The Supreme Court today granted bail to Syed Mohammad Kazmi. The urdu journalist is an accused in the bomb attack on Israeli diplomat in the national capital in February. Kazmi was arrested on March 6 by the Special Cell of the Delhi Police.
A bench headed by Chief Justice Altamas Kabir pronounced the order on a plea by Kazmi challenging the High Court decision which has earlier refused him bail.
There have been several glaring infirmities in the case from the very beginning. Several claims by the Delhi Police particularly the pertaining to transfer of funds to Kazmi from a gulf country was found to be false.
Moreover, there was a concerted attempt by the police to influence public opinion. Each time the matter was to be heard in the Court, there would be a spate of malicious stories that would appear in newspapers. Many of them were attributed to sources in the Delhi police. Also, there were serious questions on the way Police dealt with the investigations in the case.
Since, it allegedly involved Iranian nationals who are said to have hatched the plan, the Police was lax in taking up the investigation. A team of the Delhi police only visited Tehran after filing the Chargesheet against Kazmi even though it was said that he was acting at the behest of the Iranian conspirators. Even the chargesheet is full of glaring loopholes.
An analysis is available here: http://www.ipsnews.net/2012/08/evidence-in-delhi-embassy-bombing-suggests-journalist-was-framed-part-1/
A recent report by Jamia Teachers Solidarity Association meticulously documented the track record of the Delhi Police Special Cell and how it framed innocent people in terror cases.
Meanwhile, the civil rights groups have welcomed the order. Here is the text of a statement issued by Kazmi Solidarity Committee.
The Kazmi Solidarity Committee welcomes the Supreme Court order granting bail to Syed Mohammad Ahmad Kazmi after seven months in custody on charges of involvement in the bomb attack on an Israeli diplomatic vehicle.
The committee deplores the obstructive attitude of the prosecution and the Special Cell of the Delhi Police, which have been perversely attempting to keep Mr. Kazmi in prison despite their inability to file a chargesheet within the extended time granted under the Unlawful Activities Prevention Act.
Not only did the prosecution seek an extension of 90 days after the mandated period of judicial custody was over, it also used its inefficiency as an alibi, pleading that it needed more time to send out letters rogatory seeking international judicial assistance.
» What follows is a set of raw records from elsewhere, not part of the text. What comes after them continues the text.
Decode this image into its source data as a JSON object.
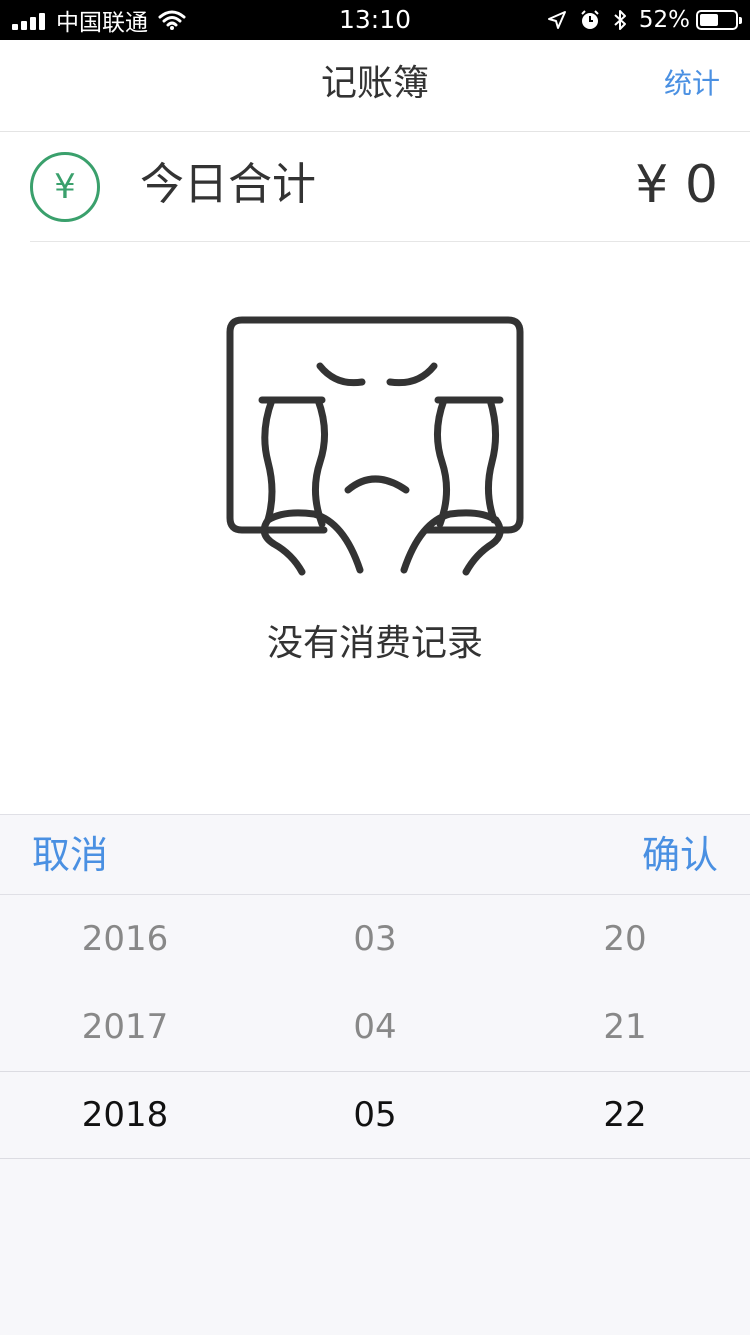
{
  "status_bar": {
    "carrier": "中国联通",
    "time": "13:10",
    "battery_percent": "52%",
    "battery_level": 0.52,
    "icons": [
      "signal-icon",
      "wifi-icon",
      "location-icon",
      "alarm-icon",
      "bluetooth-icon",
      "battery-icon"
    ]
  },
  "nav": {
    "title": "记账簿",
    "action_label": "统计"
  },
  "summary": {
    "icon": "yen-icon",
    "icon_glyph": "¥",
    "label": "今日合计",
    "amount": "¥ 0"
  },
  "empty_state": {
    "illustration": "crying-face-icon",
    "message": "没有消费记录"
  },
  "picker": {
    "cancel_label": "取消",
    "confirm_label": "确认",
    "rows": [
      {
        "year": "2016",
        "month": "03",
        "day": "20"
      },
      {
        "year": "2017",
        "month": "04",
        "day": "21"
      },
      {
        "year": "2018",
        "month": "05",
        "day": "22"
      }
    ],
    "selected": {
      "year": "2018",
      "month": "05",
      "day": "22"
    }
  },
  "colors": {
    "accent": "#4a90e2",
    "yen_green": "#3aa06c",
    "text": "#333333",
    "picker_bg": "#f7f7fa"
  }
}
While Mr. Kazmi was in custody, the Special Cell left no stone unturned in orchestrating a media trial to establish his guilt, planting malicious stories of his "confession" (while disavowing responsibility for these in court hearings).
The committee would like to underline once again, that despite this campaign by the Special Cell of the Delhi Police, independent media reports have suggested that the evidence against Mr Kazmi is feeble and the case against him, unlikely to stand any form of scrutiny.